» TASK PROMPT
Using the listing below, extract each line that has the word "Updates" in it.

» DATASET RECORDS
*** Block opens ***
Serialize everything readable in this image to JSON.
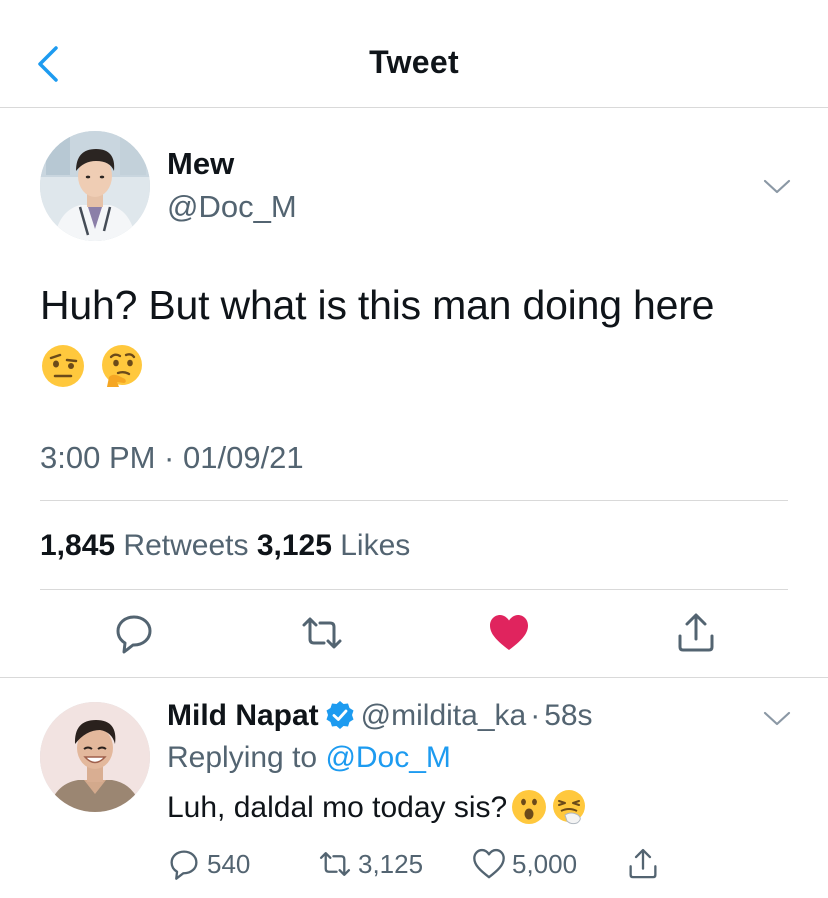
{
  "header": {
    "title": "Tweet",
    "back_icon": "chevron-left-icon"
  },
  "main_tweet": {
    "author_name": "Mew",
    "handle": "@Doc_M",
    "text": "Huh? But what is this man doing here",
    "emojis": [
      "face-with-raised-eyebrow",
      "thinking-face"
    ],
    "timestamp": "3:00 PM · 01/09/21",
    "retweets_count": "1,845",
    "retweets_label": "Retweets",
    "likes_count": "3,125",
    "likes_label": "Likes",
    "liked": true,
    "actions": [
      "reply-icon",
      "retweet-icon",
      "heart-icon",
      "share-icon"
    ]
  },
  "reply_tweet": {
    "author_name": "Mild Napat",
    "verified": true,
    "handle": "@mildita_ka",
    "separator": "·",
    "time": "58s",
    "replying_to_label": "Replying to",
    "replying_to_handle": "@Doc_M",
    "text": "Luh, daldal mo today sis?",
    "emojis": [
      "face-with-open-mouth",
      "sneezing-face"
    ],
    "reply_count": "540",
    "retweet_count": "3,125",
    "like_count": "5,000"
  },
  "colors": {
    "accent_blue": "#1d9bf0",
    "like_red": "#e0245e",
    "secondary_text": "#536471",
    "primary_text": "#0f1419",
    "divider": "#d9d9d9"
  }
}
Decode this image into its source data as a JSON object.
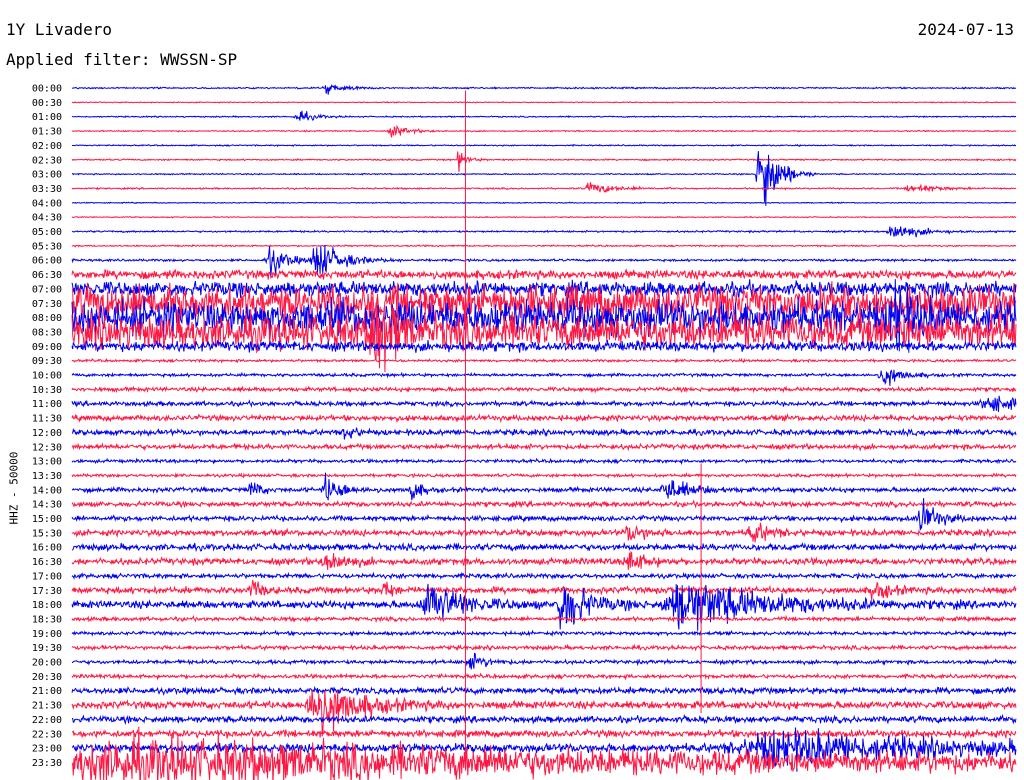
{
  "header": {
    "station": "1Y Livadero",
    "date": "2024-07-13",
    "filter": "Applied filter: WWSSN-SP"
  },
  "chart_data": {
    "type": "line",
    "ylabel": "HHZ - 50000",
    "colors": [
      "#0000ee",
      "#ff1744"
    ],
    "times": [
      "00:00",
      "00:30",
      "01:00",
      "01:30",
      "02:00",
      "02:30",
      "03:00",
      "03:30",
      "04:00",
      "04:30",
      "05:00",
      "05:30",
      "06:00",
      "06:30",
      "07:00",
      "07:30",
      "08:00",
      "08:30",
      "09:00",
      "09:30",
      "10:00",
      "10:30",
      "11:00",
      "11:30",
      "12:00",
      "12:30",
      "13:00",
      "13:30",
      "14:00",
      "14:30",
      "15:00",
      "15:30",
      "16:00",
      "16:30",
      "17:00",
      "17:30",
      "18:00",
      "18:30",
      "19:00",
      "19:30",
      "20:00",
      "20:30",
      "21:00",
      "21:30",
      "22:00",
      "22:30",
      "23:00",
      "23:30"
    ],
    "noise_level": [
      0.6,
      0.4,
      0.5,
      0.5,
      0.5,
      0.6,
      0.5,
      0.6,
      0.4,
      0.4,
      0.7,
      0.6,
      0.9,
      3.5,
      6,
      14,
      14,
      14,
      4,
      1,
      1.2,
      1.6,
      1.8,
      2.2,
      2.2,
      2.0,
      1.3,
      1.2,
      1.8,
      2.0,
      2.0,
      2.4,
      2.6,
      2.6,
      1.8,
      2.6,
      3.0,
      1.6,
      1.4,
      1.6,
      1.5,
      1.5,
      2.5,
      3.0,
      2.6,
      2.8,
      3.5,
      6
    ],
    "events": [
      {
        "t": "00:00",
        "x": 0.27,
        "amp": 5,
        "w": 0.02
      },
      {
        "t": "01:00",
        "x": 0.24,
        "amp": 5,
        "w": 0.02
      },
      {
        "t": "01:30",
        "x": 0.34,
        "amp": 5,
        "w": 0.02
      },
      {
        "t": "02:30",
        "x": 0.41,
        "amp": 9,
        "w": 0.01
      },
      {
        "t": "03:00",
        "x": 0.73,
        "amp": 45,
        "w": 0.02
      },
      {
        "t": "03:30",
        "x": 0.55,
        "amp": 5,
        "w": 0.03
      },
      {
        "t": "03:30",
        "x": 0.89,
        "amp": 4,
        "w": 0.03
      },
      {
        "t": "05:00",
        "x": 0.87,
        "amp": 8,
        "w": 0.03
      },
      {
        "t": "06:00",
        "x": 0.21,
        "amp": 14,
        "w": 0.02
      },
      {
        "t": "06:00",
        "x": 0.26,
        "amp": 18,
        "w": 0.03
      },
      {
        "t": "08:00",
        "x": 0.87,
        "amp": 28,
        "w": 0.02
      },
      {
        "t": "08:30",
        "x": 0.32,
        "amp": 40,
        "w": 0.02
      },
      {
        "t": "10:00",
        "x": 0.86,
        "amp": 10,
        "w": 0.02
      },
      {
        "t": "11:00",
        "x": 0.97,
        "amp": 8,
        "w": 0.03
      },
      {
        "t": "12:00",
        "x": 0.29,
        "amp": 10,
        "w": 0.01
      },
      {
        "t": "14:00",
        "x": 0.19,
        "amp": 10,
        "w": 0.01
      },
      {
        "t": "14:00",
        "x": 0.27,
        "amp": 12,
        "w": 0.02
      },
      {
        "t": "14:00",
        "x": 0.36,
        "amp": 12,
        "w": 0.01
      },
      {
        "t": "14:00",
        "x": 0.63,
        "amp": 10,
        "w": 0.03
      },
      {
        "t": "15:00",
        "x": 0.9,
        "amp": 15,
        "w": 0.02
      },
      {
        "t": "15:30",
        "x": 0.59,
        "amp": 8,
        "w": 0.02
      },
      {
        "t": "15:30",
        "x": 0.72,
        "amp": 10,
        "w": 0.02
      },
      {
        "t": "16:30",
        "x": 0.27,
        "amp": 12,
        "w": 0.02
      },
      {
        "t": "16:30",
        "x": 0.59,
        "amp": 10,
        "w": 0.02
      },
      {
        "t": "17:30",
        "x": 0.19,
        "amp": 12,
        "w": 0.01
      },
      {
        "t": "17:30",
        "x": 0.33,
        "amp": 10,
        "w": 0.01
      },
      {
        "t": "17:30",
        "x": 0.85,
        "amp": 8,
        "w": 0.02
      },
      {
        "t": "18:00",
        "x": 0.38,
        "amp": 20,
        "w": 0.04
      },
      {
        "t": "18:00",
        "x": 0.52,
        "amp": 25,
        "w": 0.03
      },
      {
        "t": "18:00",
        "x": 0.65,
        "amp": 22,
        "w": 0.1
      },
      {
        "t": "20:00",
        "x": 0.42,
        "amp": 8,
        "w": 0.02
      },
      {
        "t": "21:30",
        "x": 0.26,
        "amp": 25,
        "w": 0.05
      },
      {
        "t": "23:00",
        "x": 0.75,
        "amp": 14,
        "w": 0.2
      },
      {
        "t": "23:30",
        "x": 0.08,
        "amp": 16,
        "w": 0.6
      }
    ],
    "spikes": [
      {
        "x": 0.4168,
        "from": "00:30",
        "to": "23:30",
        "amp": 3
      },
      {
        "x": 0.6664,
        "from": "13:30",
        "to": "21:30",
        "amp": 3
      }
    ]
  }
}
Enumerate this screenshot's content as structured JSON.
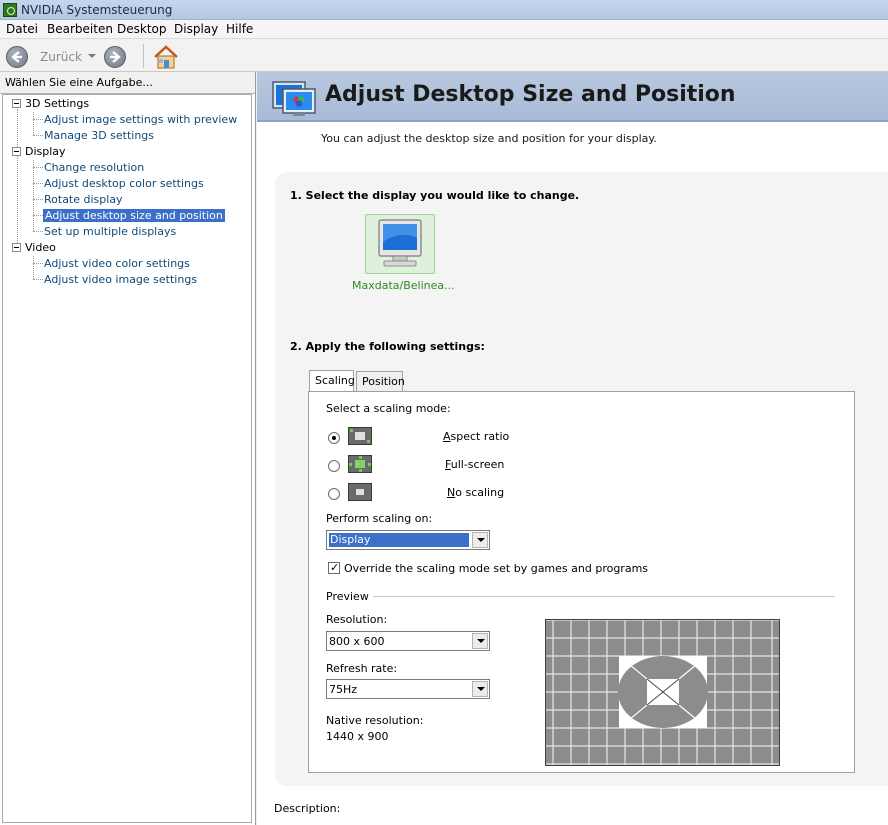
{
  "window": {
    "title": "NVIDIA Systemsteuerung"
  },
  "menu": [
    "Datei",
    "Bearbeiten",
    "Desktop",
    "Display",
    "Hilfe"
  ],
  "toolbar": {
    "back_label": "Zurück"
  },
  "sidebar": {
    "header": "Wählen Sie eine Aufgabe...",
    "categories": [
      {
        "label": "3D Settings",
        "items": [
          "Adjust image settings with preview",
          "Manage 3D settings"
        ]
      },
      {
        "label": "Display",
        "items": [
          "Change resolution",
          "Adjust desktop color settings",
          "Rotate display",
          "Adjust desktop size and position",
          "Set up multiple displays"
        ]
      },
      {
        "label": "Video",
        "items": [
          "Adjust video color settings",
          "Adjust video image settings"
        ]
      }
    ],
    "selected": "Adjust desktop size and position"
  },
  "page": {
    "title": "Adjust Desktop Size and Position",
    "subtitle": "You can adjust the desktop size and position for your display.",
    "step1": "1. Select the display you would like to change.",
    "display_name": "Maxdata/Belinea...",
    "step2": "2. Apply the following settings:",
    "tabs": [
      "Scaling",
      "Position"
    ],
    "active_tab": "Scaling",
    "scaling_mode_label": "Select a scaling mode:",
    "scaling_modes": [
      {
        "label_prefix": "",
        "label_accel": "A",
        "label_rest": "spect ratio",
        "selected": true
      },
      {
        "label_prefix": "",
        "label_accel": "F",
        "label_rest": "ull-screen",
        "selected": false
      },
      {
        "label_prefix": "",
        "label_accel": "N",
        "label_rest": "o scaling",
        "selected": false
      }
    ],
    "perform_on_label": "Perform scaling on:",
    "perform_on_value": "Display",
    "override_label": "Override the scaling mode set by games and programs",
    "override_checked": true,
    "preview_label": "Preview",
    "resolution_label": "Resolution:",
    "resolution_value": "800 x 600",
    "refresh_label": "Refresh rate:",
    "refresh_value": "75Hz",
    "native_label": "Native resolution:",
    "native_value": "1440 x 900",
    "description_label": "Description:"
  },
  "colors": {
    "link": "#0e4a7b",
    "selection": "#3a70c8",
    "banner": "#b8c8df",
    "display_label": "#2d8a24"
  }
}
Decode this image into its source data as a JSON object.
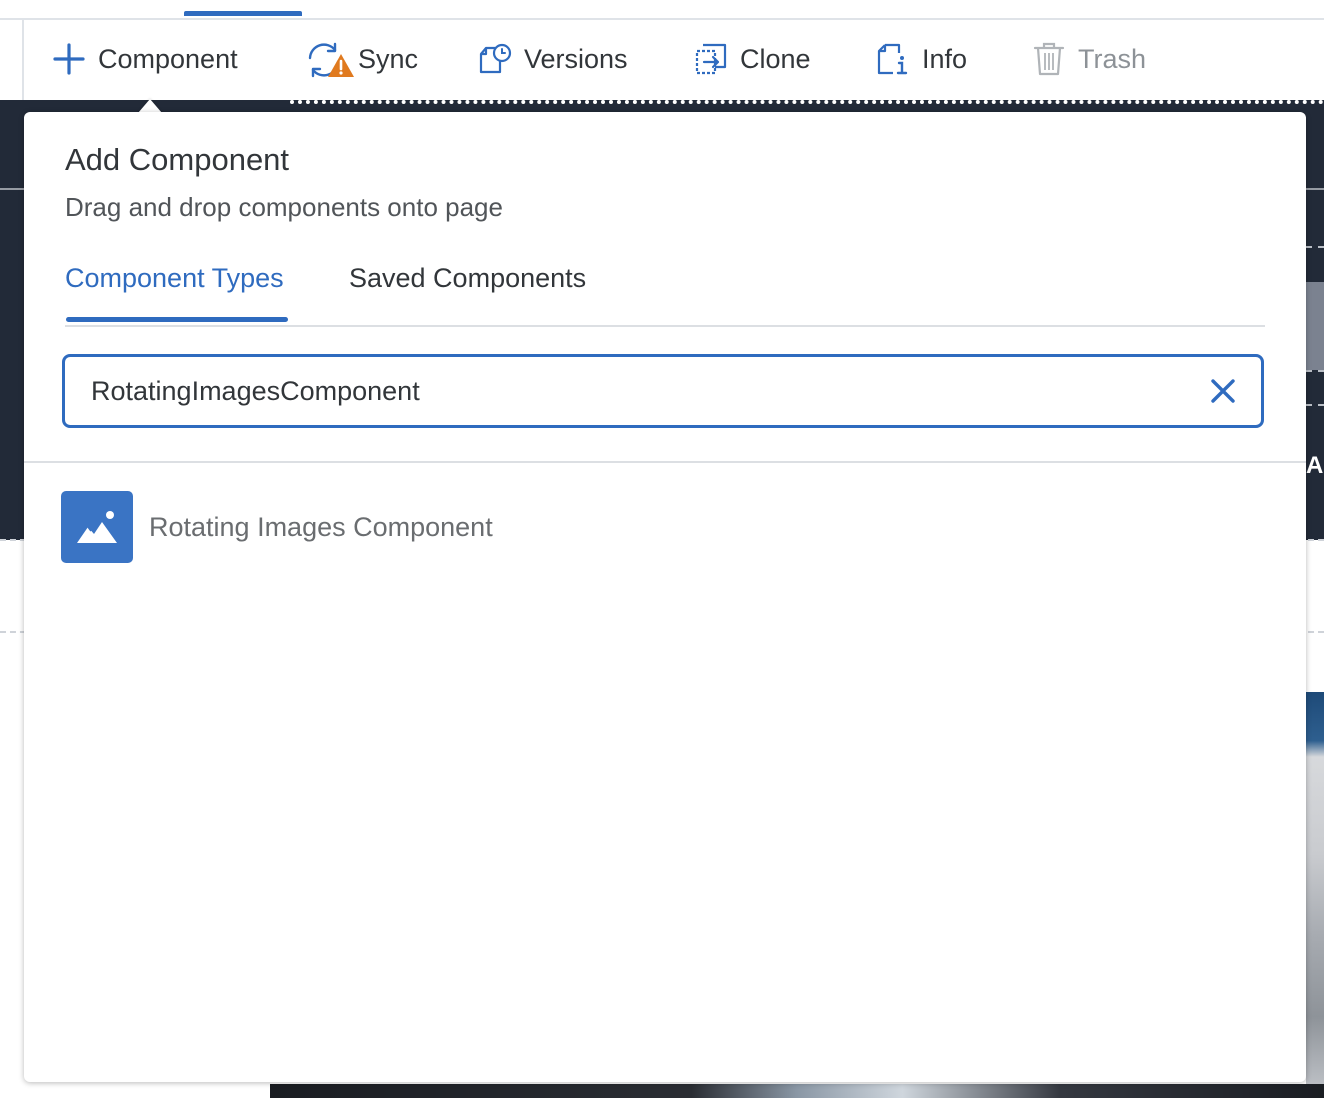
{
  "toolbar": {
    "items": [
      {
        "label": "Component",
        "icon": "plus-icon",
        "enabled": true
      },
      {
        "label": "Sync",
        "icon": "sync-warning-icon",
        "enabled": true
      },
      {
        "label": "Versions",
        "icon": "versions-icon",
        "enabled": true
      },
      {
        "label": "Clone",
        "icon": "clone-icon",
        "enabled": true
      },
      {
        "label": "Info",
        "icon": "info-icon",
        "enabled": true
      },
      {
        "label": "Trash",
        "icon": "trash-icon",
        "enabled": false
      }
    ]
  },
  "background": {
    "partial_text": "AI"
  },
  "popover": {
    "title": "Add Component",
    "subtitle": "Drag and drop components onto page",
    "tabs": [
      {
        "label": "Component Types",
        "active": true
      },
      {
        "label": "Saved Components",
        "active": false
      }
    ],
    "search": {
      "value": "RotatingImagesComponent",
      "placeholder": ""
    },
    "results": [
      {
        "label": "Rotating Images Component",
        "icon": "image-icon"
      }
    ]
  },
  "colors": {
    "accent": "#2f6bbf",
    "warning": "#e07a1f",
    "dark_background": "#222a38"
  }
}
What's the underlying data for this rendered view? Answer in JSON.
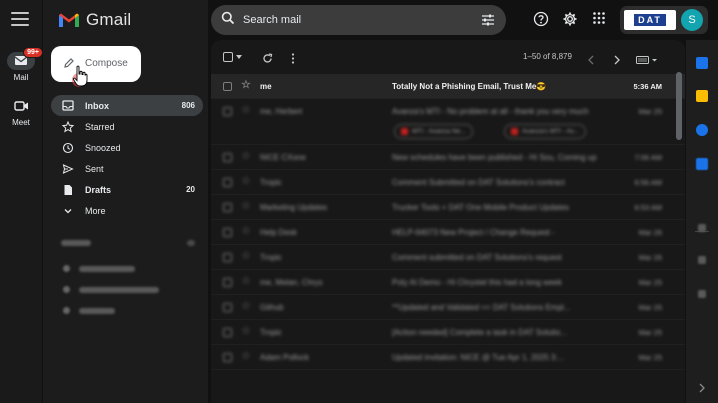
{
  "app": {
    "name": "Gmail"
  },
  "rail": {
    "items": [
      {
        "label": "Mail",
        "badge": "99+"
      },
      {
        "label": "Meet"
      }
    ]
  },
  "compose": {
    "label": "Compose"
  },
  "nav": {
    "items": [
      {
        "label": "Inbox",
        "count": "806",
        "icon": "inbox-icon"
      },
      {
        "label": "Starred",
        "count": "",
        "icon": "star-icon"
      },
      {
        "label": "Snoozed",
        "count": "",
        "icon": "clock-icon"
      },
      {
        "label": "Sent",
        "count": "",
        "icon": "send-icon"
      },
      {
        "label": "Drafts",
        "count": "20",
        "icon": "draft-icon"
      },
      {
        "label": "More",
        "count": "",
        "icon": "chevron-down-icon"
      }
    ]
  },
  "search": {
    "placeholder": "Search mail"
  },
  "account": {
    "org_logo": "DAT",
    "avatar_letter": "S"
  },
  "list": {
    "pager": "1–50 of 8,879",
    "rows": [
      {
        "sender": "me",
        "subject": "Totally Not a Phishing Email, Trust Me😎",
        "time": "5:36 AM",
        "unread": true,
        "blurred": false
      },
      {
        "sender": "me, Herbert",
        "subject": "Avanza's MTI - No problem at all - thank you very much",
        "time": "Mar 25",
        "unread": false,
        "blurred": true,
        "attachments": [
          "MTI - Avanza Ne...",
          "Avanza's MTI - Av..."
        ]
      },
      {
        "sender": "NICE CXone",
        "subject": "New schedules have been published - Hi Sou, Coming up",
        "time": "7:06 AM",
        "unread": false,
        "blurred": true
      },
      {
        "sender": "Tropic",
        "subject": "Comment Submitted on DAT Solutions's contract",
        "time": "6:56 AM",
        "unread": false,
        "blurred": true
      },
      {
        "sender": "Marketing Updates",
        "subject": "Trucker Tools + DAT One Mobile Product Updates",
        "time": "6:53 AM",
        "unread": false,
        "blurred": true
      },
      {
        "sender": "Help Desk",
        "subject": "HELP-64073 New Project / Change Request -",
        "time": "Mar 26",
        "unread": false,
        "blurred": true
      },
      {
        "sender": "Tropic",
        "subject": "Comment submitted on DAT Solutions's request",
        "time": "Mar 26",
        "unread": false,
        "blurred": true
      },
      {
        "sender": "me, Melan, Chrys",
        "subject": "Poly AI Demo - Hi Chrystel this had a long week",
        "time": "Mar 25",
        "unread": false,
        "blurred": true
      },
      {
        "sender": "Github",
        "subject": "**Updated and Validated == DAT Solutions Empl...",
        "time": "Mar 25",
        "unread": false,
        "blurred": true
      },
      {
        "sender": "Tropic",
        "subject": "[Action needed] Complete a task in DAT Solutio...",
        "time": "Mar 25",
        "unread": false,
        "blurred": true
      },
      {
        "sender": "Adam Pollock",
        "subject": "Updated invitation: NICE @ Tue Apr 1, 2025 3:...",
        "time": "Mar 25",
        "unread": false,
        "blurred": true
      }
    ]
  },
  "colors": {
    "accent_red": "#d93025",
    "avatar_teal": "#12a4af",
    "unread_bg": "#262626"
  }
}
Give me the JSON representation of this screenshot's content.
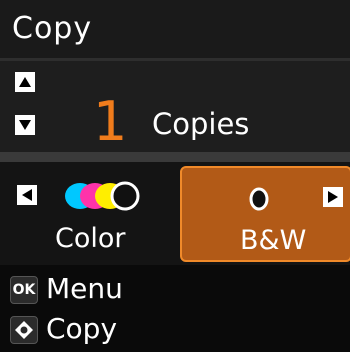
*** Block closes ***
» WRITTEN SOLUTION
        "sender": "Marketing Updates",
        "subject": "Trucker Tools + DAT One Mobile Product Updates",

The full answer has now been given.